JpGU-AGU Joint Meeting 2020

Presentation information

[J] Oral

S (Solid Earth Sciences ) » S-GC Geochemistry

[S-GC49] Solid Earth Geochemistry, Cosmochemistry

convener:Gen Shimoda(Geological Survey of Japan, AIST), Katsuhiko Suzuki(Submarine Resources Research Center, Japan Agency for Marine-Earth Science and Technology), Katsuyuki Yamashita(Graduate School of Natural Science and Technology, Okayama University), Akira Ishikawa(Department of Earth and Planetary Sciences, Tokyo Institute of Technology)

[SGC49-10] Bulk Os isotopes and Highly shiderophile elemens abundance of Hawaiian mantle xenoliths

*Ryo Fujita1, Akira Ishikawa1, Tetsuya Yokoyama1, Michael O. Garcia2 (1.Tokyo Institute of Technology, 2.University of Hawaii)

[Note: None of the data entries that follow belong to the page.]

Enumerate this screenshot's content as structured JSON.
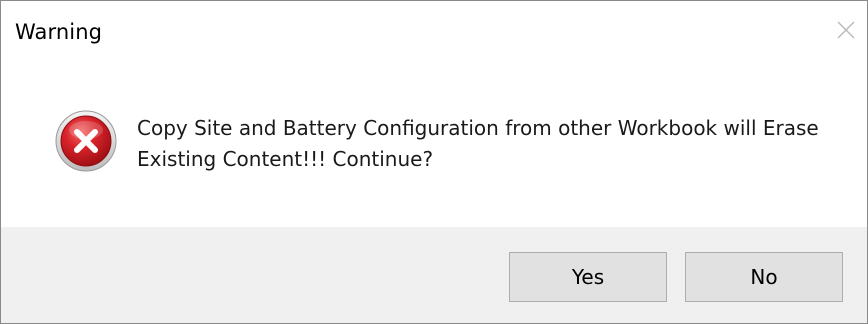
{
  "window": {
    "title": "Warning",
    "close_icon": "close-icon"
  },
  "message": {
    "icon": "error-icon",
    "line1": "Copy Site and Battery Configuration from other Workbook will Erase",
    "line2": "Existing Content!!! Continue?"
  },
  "buttons": {
    "yes_label": "Yes",
    "no_label": "No"
  },
  "colors": {
    "error_red": "#c8171e",
    "footer_bg": "#f0f0f0",
    "button_bg": "#e1e1e1",
    "button_border": "#adadad"
  }
}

Keywords:Hawaii, Xenolith, Os isotope

Mantle xenoliths from the Salt Lake Crater (SLC), Oahu, Hawaii Islands have been studied intensively to understand the petrography and chemistry of sub-oceanic mantle [1, 2]. However, the origin of SLC xenoliths, which derived either from pre-existing oceanic lithosphere or accreted plume materials co-genetically related to the Hawaiian shield volcanoes, remains unclear because the SLC xenoliths are strongly metasomatized as evidenced by their identical Sr-Nd-Pb isotope compositions with those of the Honolulu Volcanics (HV) magma [3]. Here we investigate the abundances of highly siderophile elements (HSEs) and Re-Os isotope systematics of the peridotite xenoliths from the SLC and Kaula Island located in the southwest of Niihau. These geochemical tracers are considered to be relatively immune to secondary effects, which enables to unravel the primary signatures of the Hawaiian mantle xenoliths.

Whole-rock samples of the peridotite xenoliths from the SLC and Kaula Island possess similar petrological and geochemical characteristics regarding the variations in the abundances of major and trace elements as well as the HSE ratios. The variations of these parameters (e.g., Ca, Al, Yb, V, and Pd/Ir) show broad positive correlations against the whole-rock 187Os/188Os ratios (0.115-0.128), indicating that the peridotites are residues of variable degrees of melting. Unlike global abyssal peridotites, a substantial proportion of the mantle xenoliths from the SLC and Kaula Island (36%) are characterized by unradiogenic 187Os/188Os ratios (< 0.12). Moreover, the unradiogenic samples show trends clearly resolvable from those of the global abyssal peridotites in the diagrams of Ca, Al, Yb, V, and Pd/Ir versus 187Os/188Os ratios. Taken together, it is conceivable that the peridotite xenoliths from the SLC and Kaula Island represent ancient depleted components in a chemically heterogeneous mantle plume as proposed by previous studies [4, 5].

[1] White (1966) Contr. Mineral. And Petrol. 12, 245-314. [2] Frey (1980) Am. J. Sci. 280-A, 427-449. [3] Okano & Tatsumoto (1995) Earth Processes 135-147. [4] Bizimis et al. (2007) EPSL 257, 259-273. [5] Ishikawa et al. (2011) EPSL 301, 159-170.